Taxis in Istanbul are also in abundant use. Some are older than others to say the least, but from our experiences they are generally trustworthy and pretty cheap. Typical rules apply; be careful where you flag them down and agree a price prior to getting in. We took a death cab style ride up one of the vertical hills on the evening that was my birthday – a journey which involved a driver that spoke no English, a cab that had no glass in the front windows, a GPS system that did not work, rolling backwards for a terrifying couple of seconds at the top of an incline because of a super dodgy brake system and needing to take a right turn up a street that turned out to be steps. Needless to say we got out of the cab before it turned right! Our taxi to the airport was a lot more relaxed and a whole lot more normal. We also took a taxi from the shopping mall, back into the city which was what you would consider an uneventful car ride as well.

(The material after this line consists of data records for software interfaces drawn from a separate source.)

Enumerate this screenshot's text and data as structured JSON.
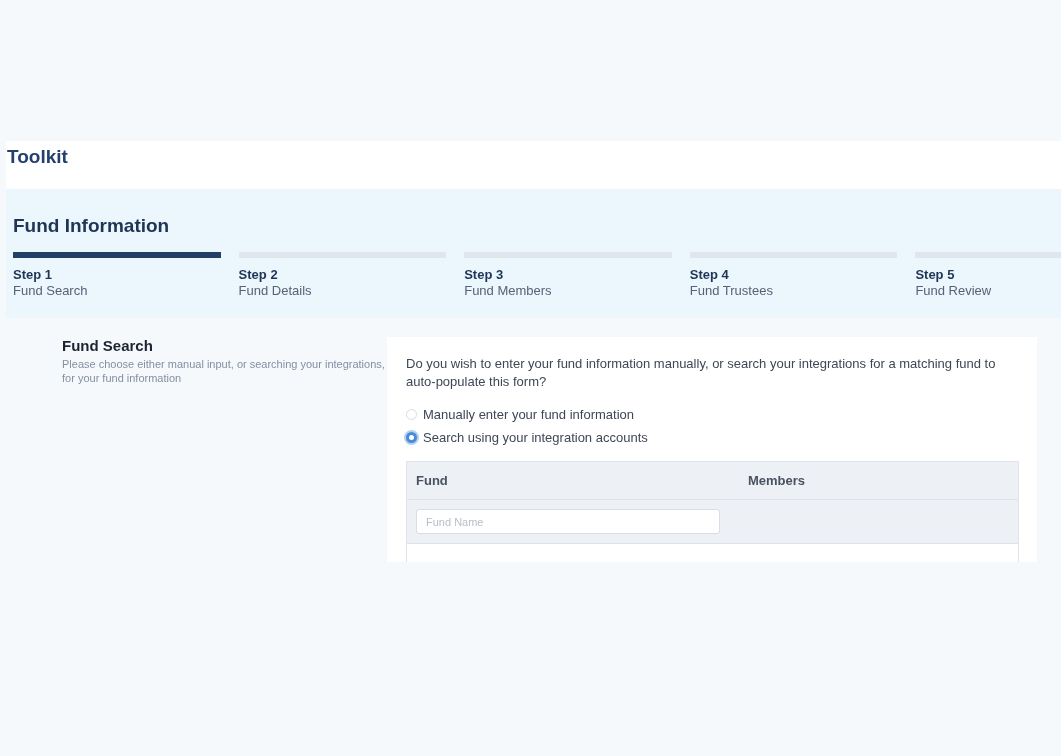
{
  "header": {
    "title": "Toolkit"
  },
  "page_title": "Fund Information",
  "steps": [
    {
      "number": "Step 1",
      "label": "Fund Search",
      "selected": true
    },
    {
      "number": "Step 2",
      "label": "Fund Details",
      "selected": false
    },
    {
      "number": "Step 3",
      "label": "Fund Members",
      "selected": false
    },
    {
      "number": "Step 4",
      "label": "Fund Trustees",
      "selected": false
    },
    {
      "number": "Step 5",
      "label": "Fund Review",
      "selected": false
    }
  ],
  "section": {
    "title": "Fund Search",
    "description": "Please choose either manual input, or searching your integrations, for your fund information"
  },
  "question": "Do you wish to enter your fund information manually, or search your integrations for a matching fund to auto-populate this form?",
  "options": [
    {
      "label": "Manually enter your fund information",
      "selected": false
    },
    {
      "label": "Search using your integration accounts",
      "selected": true
    }
  ],
  "table": {
    "columns": [
      "Fund",
      "Members"
    ],
    "filter": {
      "placeholder": "Fund Name"
    }
  }
}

Forget everything you think you know about Turkish food and kebabs. Turkish food is some of the best in the world (when done right) and has been ruined by the greasy visual of kebab shops and soggy donner meat in the UK. Kebab meat in Turkey is freshly grilled and served with lashings of flavouring in the form of herbs and spices from across the Mediterranean and around the Middle East. One of the best things we ate in the city was a quick bite we grabbed from a street vendor behind an Istanbul university. Some of the most succulent chicken pieces, served in soft white bread about the side of my head, cut in half and stuffed with Turkish salad. This alone makes me want to go back to Turkey tomorrow as it was one of the most delicious things I have ever eaten, and it was literally about £2.
Quick Things To Note:
- Lots of places are cash only – try to have Turkish Lira to hand when exploring the city.
- When it rains, it pours. Take an umbrella. I have never been to Istanbul where I haven’t witnessed one of their tremendous downpours – even when just transiting through the airport.
- You can get 5* accommodation for 3* prices all across the city. We stayed in the five star hotel 10 Karakoy Istanbul and we paid under £50 a night. Located in one of the most vibrant districts of the city, this luxury, boutique hotel was exactly what we needed for my birthday celebrations and kept us within budget.
My final and most important tip for visiting Istanbul is DO NOT LISTEN TO PEOPLE THAT TELL YOU NOT TO GO. It is one of the cleanest, friendliest, most eclectic cities on Earth and should be visited by everyone at least once.